[Dataset rows describing interfaces]
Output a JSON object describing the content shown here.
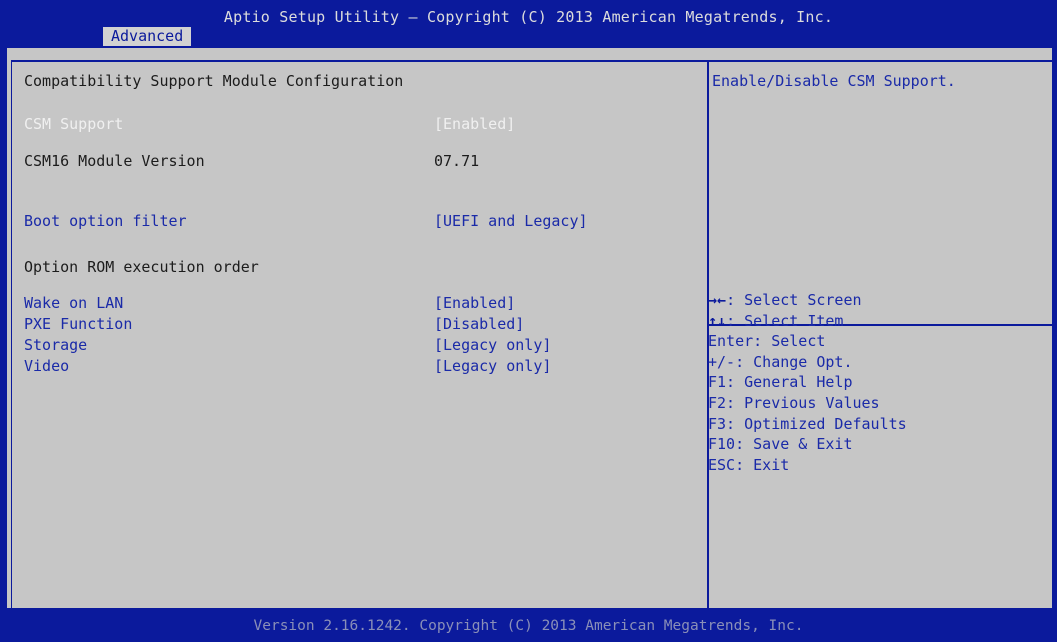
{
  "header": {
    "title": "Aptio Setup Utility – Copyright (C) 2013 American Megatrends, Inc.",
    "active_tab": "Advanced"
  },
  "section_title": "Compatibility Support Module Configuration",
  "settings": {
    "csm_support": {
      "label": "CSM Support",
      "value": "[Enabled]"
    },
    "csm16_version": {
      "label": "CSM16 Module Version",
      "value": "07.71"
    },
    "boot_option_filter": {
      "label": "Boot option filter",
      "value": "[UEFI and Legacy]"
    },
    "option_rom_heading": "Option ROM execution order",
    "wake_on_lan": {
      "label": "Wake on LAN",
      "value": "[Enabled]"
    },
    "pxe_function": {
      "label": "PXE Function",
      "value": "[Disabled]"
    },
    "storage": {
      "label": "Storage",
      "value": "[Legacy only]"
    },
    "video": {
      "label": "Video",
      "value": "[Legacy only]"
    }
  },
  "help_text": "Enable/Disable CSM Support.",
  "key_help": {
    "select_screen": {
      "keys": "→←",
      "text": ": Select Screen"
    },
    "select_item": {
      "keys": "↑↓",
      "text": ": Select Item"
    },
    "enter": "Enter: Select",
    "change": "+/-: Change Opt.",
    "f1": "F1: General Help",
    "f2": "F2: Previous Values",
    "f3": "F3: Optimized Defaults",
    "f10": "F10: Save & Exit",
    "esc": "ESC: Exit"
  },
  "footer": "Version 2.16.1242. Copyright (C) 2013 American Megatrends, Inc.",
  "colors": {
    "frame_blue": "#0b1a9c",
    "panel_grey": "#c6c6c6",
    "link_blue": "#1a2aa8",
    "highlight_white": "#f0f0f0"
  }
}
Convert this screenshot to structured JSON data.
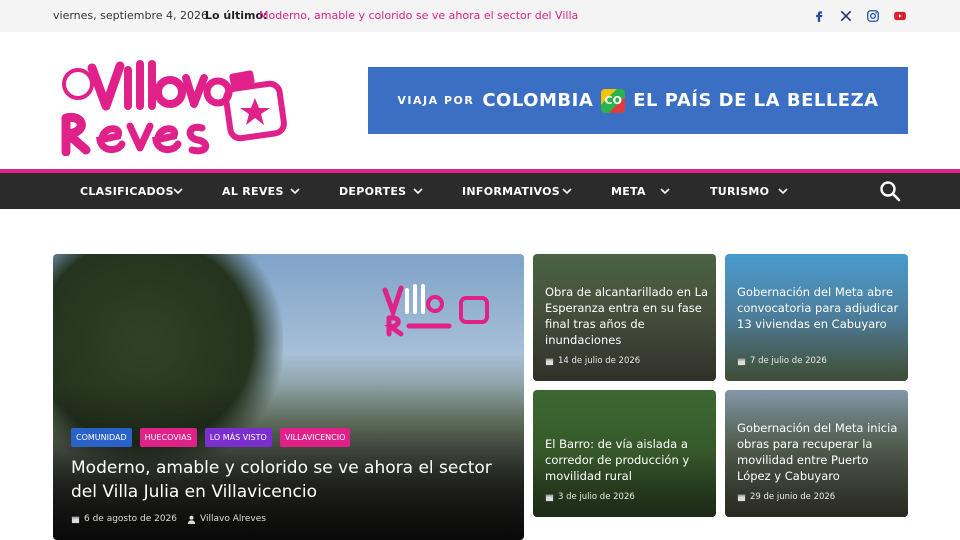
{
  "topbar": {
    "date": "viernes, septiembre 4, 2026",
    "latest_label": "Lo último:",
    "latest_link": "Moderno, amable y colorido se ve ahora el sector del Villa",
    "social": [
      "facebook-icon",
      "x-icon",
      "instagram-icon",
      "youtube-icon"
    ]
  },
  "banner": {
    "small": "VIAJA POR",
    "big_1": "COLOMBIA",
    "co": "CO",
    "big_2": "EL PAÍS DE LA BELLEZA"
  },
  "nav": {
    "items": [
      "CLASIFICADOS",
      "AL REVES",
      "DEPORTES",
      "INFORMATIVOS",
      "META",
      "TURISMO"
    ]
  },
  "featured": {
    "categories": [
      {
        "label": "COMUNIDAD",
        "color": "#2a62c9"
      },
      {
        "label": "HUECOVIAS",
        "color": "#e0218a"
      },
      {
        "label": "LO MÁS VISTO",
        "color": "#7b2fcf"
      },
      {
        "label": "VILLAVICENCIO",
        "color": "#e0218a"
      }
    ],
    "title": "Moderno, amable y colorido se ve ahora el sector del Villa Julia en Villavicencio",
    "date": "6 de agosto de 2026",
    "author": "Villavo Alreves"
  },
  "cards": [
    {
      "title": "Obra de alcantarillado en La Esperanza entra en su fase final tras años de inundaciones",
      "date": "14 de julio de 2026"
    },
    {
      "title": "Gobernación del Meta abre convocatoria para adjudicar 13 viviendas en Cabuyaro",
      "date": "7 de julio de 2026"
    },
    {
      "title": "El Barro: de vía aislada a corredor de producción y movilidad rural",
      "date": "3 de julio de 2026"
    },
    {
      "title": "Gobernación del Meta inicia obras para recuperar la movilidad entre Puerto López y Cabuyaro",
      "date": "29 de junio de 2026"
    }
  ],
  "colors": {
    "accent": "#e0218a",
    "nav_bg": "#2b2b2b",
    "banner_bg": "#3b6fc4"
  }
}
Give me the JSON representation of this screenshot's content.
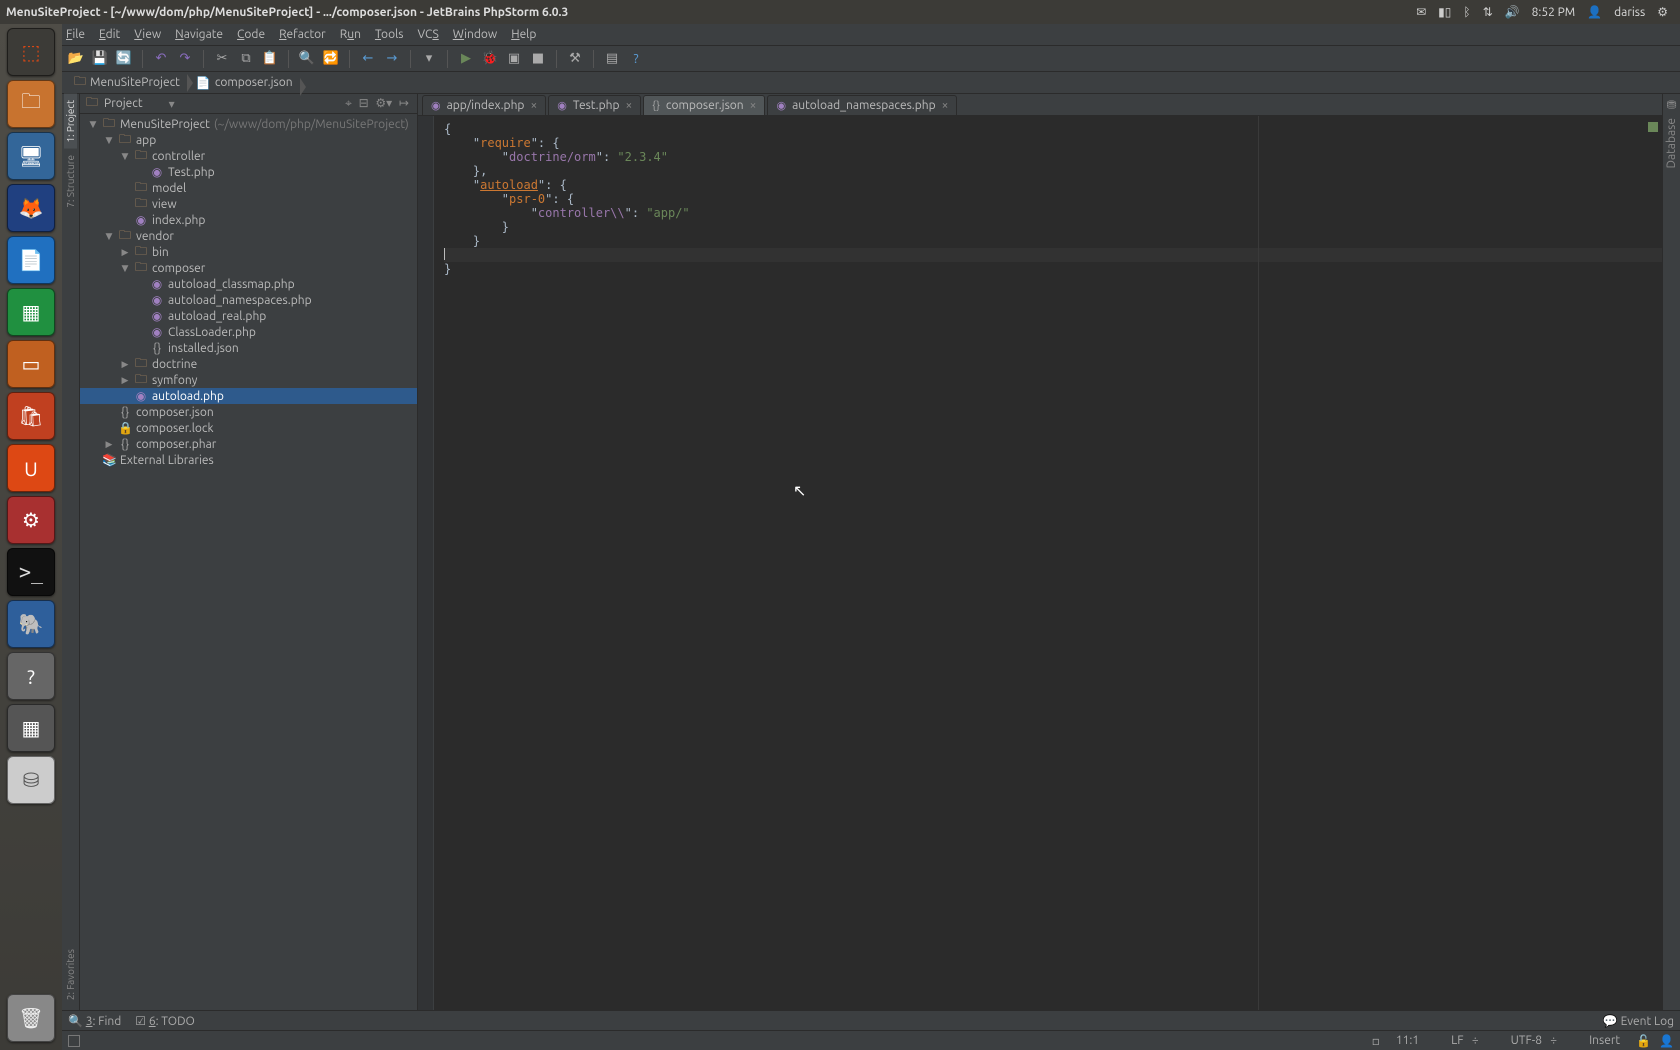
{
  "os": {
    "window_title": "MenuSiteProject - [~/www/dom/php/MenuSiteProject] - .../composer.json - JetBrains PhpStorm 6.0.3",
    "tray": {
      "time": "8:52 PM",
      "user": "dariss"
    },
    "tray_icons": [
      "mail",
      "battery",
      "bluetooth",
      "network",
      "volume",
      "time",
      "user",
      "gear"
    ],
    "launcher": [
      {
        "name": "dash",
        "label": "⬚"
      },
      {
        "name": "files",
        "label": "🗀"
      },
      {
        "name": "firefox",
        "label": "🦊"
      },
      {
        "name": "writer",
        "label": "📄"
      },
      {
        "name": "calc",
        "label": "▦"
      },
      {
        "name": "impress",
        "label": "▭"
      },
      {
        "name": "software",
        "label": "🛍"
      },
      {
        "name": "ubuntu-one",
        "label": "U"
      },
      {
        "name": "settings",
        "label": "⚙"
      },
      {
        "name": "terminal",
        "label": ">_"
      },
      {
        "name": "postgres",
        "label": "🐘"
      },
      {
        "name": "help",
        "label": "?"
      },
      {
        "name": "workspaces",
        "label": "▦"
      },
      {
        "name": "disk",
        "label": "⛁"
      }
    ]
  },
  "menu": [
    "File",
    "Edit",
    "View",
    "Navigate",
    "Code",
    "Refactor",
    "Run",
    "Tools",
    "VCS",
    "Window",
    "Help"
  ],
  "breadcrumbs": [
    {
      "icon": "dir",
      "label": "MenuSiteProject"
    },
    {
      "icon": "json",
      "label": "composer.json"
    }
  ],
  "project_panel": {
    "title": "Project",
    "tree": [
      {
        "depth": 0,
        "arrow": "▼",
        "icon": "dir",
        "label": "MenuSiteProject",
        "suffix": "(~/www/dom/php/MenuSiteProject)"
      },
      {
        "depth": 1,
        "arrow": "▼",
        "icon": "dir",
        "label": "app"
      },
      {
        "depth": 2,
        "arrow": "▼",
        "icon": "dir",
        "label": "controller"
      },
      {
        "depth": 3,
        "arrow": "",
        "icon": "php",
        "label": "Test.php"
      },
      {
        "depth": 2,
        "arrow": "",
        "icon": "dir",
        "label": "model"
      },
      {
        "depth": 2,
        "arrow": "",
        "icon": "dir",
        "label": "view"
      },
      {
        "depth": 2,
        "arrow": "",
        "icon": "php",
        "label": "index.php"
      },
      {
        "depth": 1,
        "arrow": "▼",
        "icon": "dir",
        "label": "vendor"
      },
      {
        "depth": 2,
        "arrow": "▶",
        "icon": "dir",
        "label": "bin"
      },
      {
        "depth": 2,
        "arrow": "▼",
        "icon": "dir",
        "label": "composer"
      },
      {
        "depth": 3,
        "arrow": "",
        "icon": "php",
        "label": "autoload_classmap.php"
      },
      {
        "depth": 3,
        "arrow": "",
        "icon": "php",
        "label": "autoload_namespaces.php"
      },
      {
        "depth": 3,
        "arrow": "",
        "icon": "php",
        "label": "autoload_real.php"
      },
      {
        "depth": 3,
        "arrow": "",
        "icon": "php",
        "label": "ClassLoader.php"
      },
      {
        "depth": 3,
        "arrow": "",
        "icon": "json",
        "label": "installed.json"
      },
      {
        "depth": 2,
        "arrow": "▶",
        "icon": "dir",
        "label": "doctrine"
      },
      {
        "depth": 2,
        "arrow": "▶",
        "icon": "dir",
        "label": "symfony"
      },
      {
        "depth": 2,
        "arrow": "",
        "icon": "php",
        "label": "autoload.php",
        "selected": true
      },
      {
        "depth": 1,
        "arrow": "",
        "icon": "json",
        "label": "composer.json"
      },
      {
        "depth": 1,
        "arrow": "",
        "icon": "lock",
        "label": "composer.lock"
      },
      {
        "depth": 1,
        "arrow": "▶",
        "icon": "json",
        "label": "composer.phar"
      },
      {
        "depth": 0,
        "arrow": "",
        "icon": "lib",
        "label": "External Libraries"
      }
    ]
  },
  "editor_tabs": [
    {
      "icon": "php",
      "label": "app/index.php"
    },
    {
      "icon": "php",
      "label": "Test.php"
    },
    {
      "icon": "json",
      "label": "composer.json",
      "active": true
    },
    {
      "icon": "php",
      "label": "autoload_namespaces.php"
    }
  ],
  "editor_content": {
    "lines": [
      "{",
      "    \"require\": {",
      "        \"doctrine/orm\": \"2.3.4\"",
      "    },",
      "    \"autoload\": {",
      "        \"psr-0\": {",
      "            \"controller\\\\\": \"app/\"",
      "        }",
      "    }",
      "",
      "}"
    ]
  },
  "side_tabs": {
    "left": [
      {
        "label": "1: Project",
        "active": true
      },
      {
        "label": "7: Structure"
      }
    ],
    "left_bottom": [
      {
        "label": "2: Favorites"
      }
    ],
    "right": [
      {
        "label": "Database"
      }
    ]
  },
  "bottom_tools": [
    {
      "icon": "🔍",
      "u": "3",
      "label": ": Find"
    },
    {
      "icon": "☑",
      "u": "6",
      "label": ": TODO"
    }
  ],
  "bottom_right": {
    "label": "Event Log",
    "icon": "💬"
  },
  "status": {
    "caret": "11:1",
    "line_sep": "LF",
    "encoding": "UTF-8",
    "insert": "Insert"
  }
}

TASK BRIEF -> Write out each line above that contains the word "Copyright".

EXERCISE RESULT ->
    "title": "Aptio Setup Utility – Copyright (C) 2013 American Megatrends, Inc.",
  "footer": "Version 2.16.1242. Copyright (C) 2013 American Megatrends, Inc.",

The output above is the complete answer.